Through the Looking Glass: Breaking Barriers in STEM Oct 28, 2020 12:00 PM - 03:30 PM — Virtual Meeting (online)
NRS Mental Health Network Annual Scientific Meeting 2020 Nov 04, 2020 09:00 AM - 05:30 PM — Virtual Meeting (online)
Scottish Radiological Society Annual General Meeting 2020 Nov 06, 2020 09:30 AM - 03:30 PM — Virtual Meeting (online)
IPEM educational meeting: Artificial Intelligence in MRI Nov 18, 2020 12:00 AM — Virtual Meeting (online)

eLearning

SINAPSE experts from around Scotland have developed ten online modules designed to explain medical imaging. They are freely available and are intended for non-specialists.


Edinburgh Imaging Academy at the University of Edinburgh offers the following online programmes through a virtual learning environment:

Neuroimaging for Research MSc/Dip/Cert

Imaging MSc/Dip/Cert

PET-MR Principles & Applications Cert

Applied Medical Image Analysis Cert

Online Short Courses

Adele Blair

Position:
Institute:
Department:
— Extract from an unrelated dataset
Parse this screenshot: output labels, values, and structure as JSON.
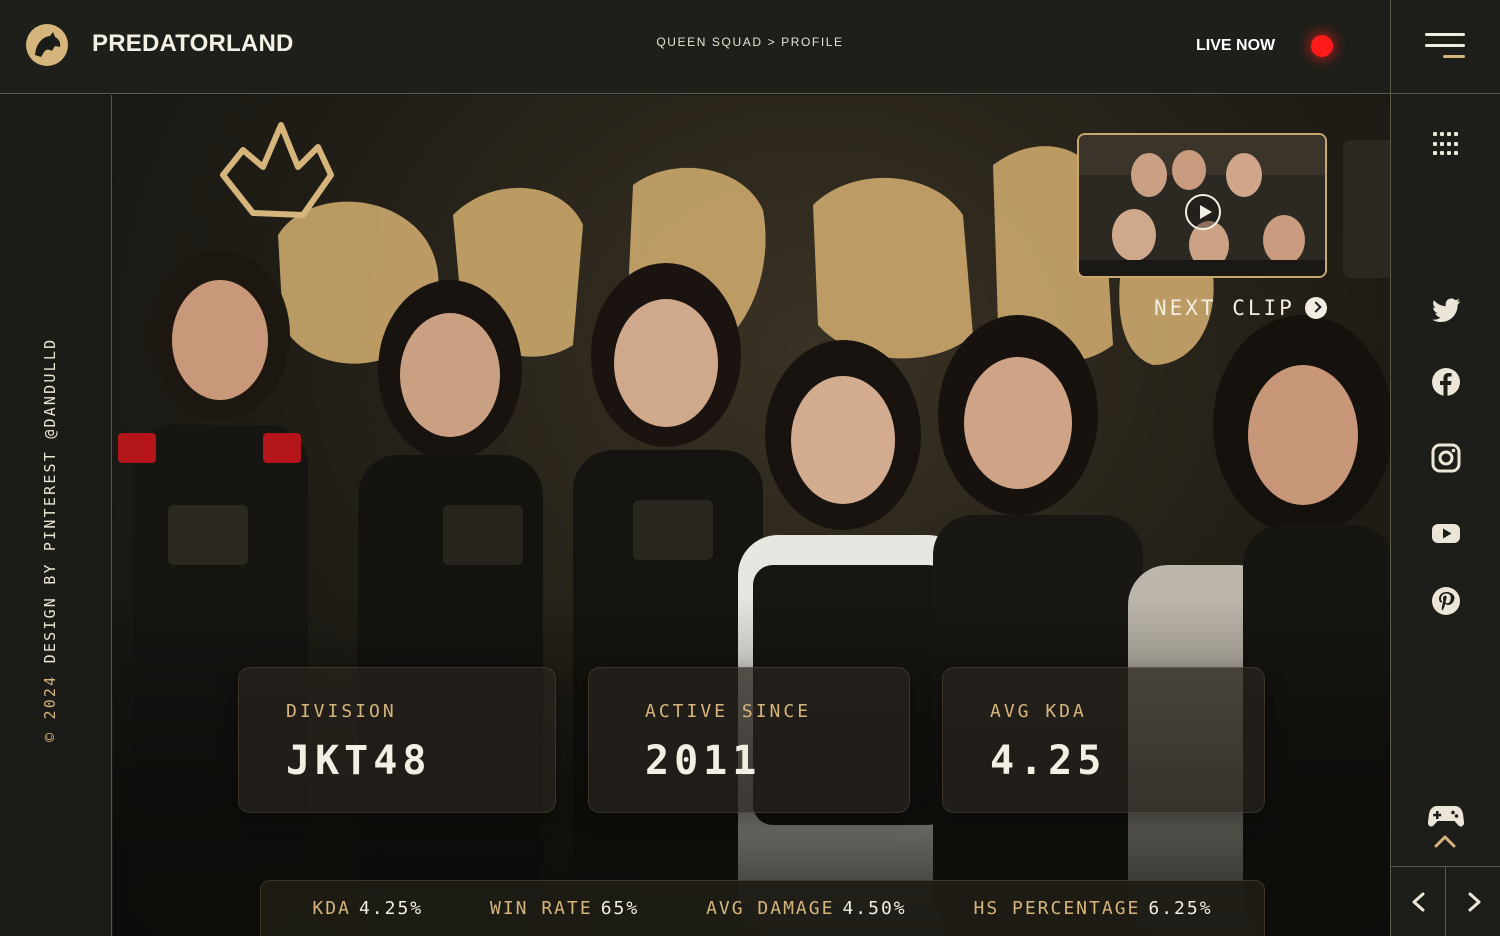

Description of Phd:

 

The translocator protein 18 kDa (TSPO, formerly known as the peripheral benzodiazepine receptor) is found at high levels in the kidney, lung, heart and at low concentration in the brain. TSPO is associated with initial inflammatory processes in the early stages of neurological diseases such as Parkinson’s and Alzheimer’s diseases and after brain injury caused by stroke or head trauma. TSPO has therefore significant potential as a marker of regions affected by these conditions. While radioligands have been developed for TSPO these suffer from high nonspecific binding and relatively low brain uptake. The aim of this project is to develop a new generation of molecular tracers which can act as effective imaging agents for TSPO. A new synthetic approach for the preparation of a small library of compounds based on the phenoxyphenylacetamide core structure will be developed and tested for affinity with TSPO. This will allow the development of a structure activity relationship model ultimately generating a lead compound which can radiolabelled for in vivo imaging of TSPO. An additional feature of this research programme will be the design of target compounds with multi-labelling positions allowing these compounds to be used for either PET and SPECT imaging (In collaboration with Dr Sally Pimlott, University of Glasgow). The structures of these compounds also have the potential to fluoresce and thus may find application in optical imaging. A significant portion of this PhD studentship will be carried out in the department of chemistry (GU), thus further strengthening the collaboration between the ScotCHEM and SINAPSE pooling initiatives. The research will be carried out in collaboration with Molecular NeuroImaging, MNI, a company based in Connecticut who develop radioligands as tools for drug development for neurodegenerative and neuropsychiatric disorders (Dr Gilles Tamagnan). MNI will consult on the key objectives of the research programme as well as provide a placement for the PhD student to experience the use of clinical trials and PET/SPECT radiochemistry in an industrial setting.